To determine the exact torque profile of a drive, the torque on the output shaft or at least on the drive shaft of the transmission must be measured. There are basically two ways to achieve this. One either installs a torque measuring shaft or torque measuring disk, which usually requires small structural changes to the drive. Or a strain gauge is installed on an accessible piece of shaft. The second variant is usually the only option for an already installed, operating drive. It requires minimal intervention in the operation and does not entail any permanent changes to the drive.
The application of a torque measuring point takes some time and should be carried out by a corresponding specialist.
Data acquisition is defined by the measurement task. If the measuring point has been installed, all possible working situations can be recorded.
Accordingly, the analysis of the measurement data is then carried out as a timeline or as a classification matrix for statistical purposes.


The picture shows the torque curve during an unscheduled shutdown of a drive. This representation makes it clear that the torque had a strong dynamic component shortly before the switch-off.
For the analysis of exclusively dynamic components in torque, the torsional vibration analysis is used.

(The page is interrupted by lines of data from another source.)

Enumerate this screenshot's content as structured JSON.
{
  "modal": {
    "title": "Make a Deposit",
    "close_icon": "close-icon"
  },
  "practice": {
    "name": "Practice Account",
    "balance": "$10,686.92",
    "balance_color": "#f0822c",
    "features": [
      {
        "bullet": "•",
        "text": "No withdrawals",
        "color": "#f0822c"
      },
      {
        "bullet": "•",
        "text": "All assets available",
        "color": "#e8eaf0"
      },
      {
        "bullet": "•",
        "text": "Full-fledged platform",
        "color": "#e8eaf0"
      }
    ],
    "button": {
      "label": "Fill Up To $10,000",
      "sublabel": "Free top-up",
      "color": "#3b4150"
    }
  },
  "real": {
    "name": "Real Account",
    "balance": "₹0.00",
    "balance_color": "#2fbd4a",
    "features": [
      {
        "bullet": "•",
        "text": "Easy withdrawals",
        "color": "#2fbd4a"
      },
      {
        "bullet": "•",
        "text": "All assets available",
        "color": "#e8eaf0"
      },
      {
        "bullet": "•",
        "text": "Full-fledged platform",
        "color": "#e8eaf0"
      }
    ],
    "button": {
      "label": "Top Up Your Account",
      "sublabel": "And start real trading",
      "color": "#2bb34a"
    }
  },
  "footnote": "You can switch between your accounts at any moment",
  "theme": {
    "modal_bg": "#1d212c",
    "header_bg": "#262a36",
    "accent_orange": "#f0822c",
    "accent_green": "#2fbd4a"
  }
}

Wear

Wear is the process of advancing material loss from the surface layer of a solid body due to frictional contact with another solid, liquid or gaseous body or fabric. A distinction is made between sliding wear and rolling wear.

Sliding wear

  • The surface is plastically deformed.
  • Metallic patterns are formed in the sliding direction.
  • In addition, abrasive wear takes place with mineral particles serving as a tool.
  • Friction heat acts to promote wear by instantaneous welding and subsequent plastic separation.
  • Die Ausbildung von plastisch verformten Arealen an Zahnflanken von Zahnrädern führt zu Auslösern für Ermüdungsschäden.

Roll wear (on rolling bearings)

  • The oil film is broken.
  • The strong mechanical contact leads to severe deformation and sliding wear. The sliding process is caused by the fact that the rolling elements are elastically deformed under heavy load and thus relative movements occur between the contacting surfaces.

White Etching Crack

Other terms used in the literature are White Etching Area, White Structure Flaking oder Brittle Flaking. This damage is described lately commonly associated with roller bearings. These are white areas of the steel from which apparently the carbon atoms originally contained are lost. This material change can lead to premature failure. The reason for this phenomenon is currently the subject of several research projects.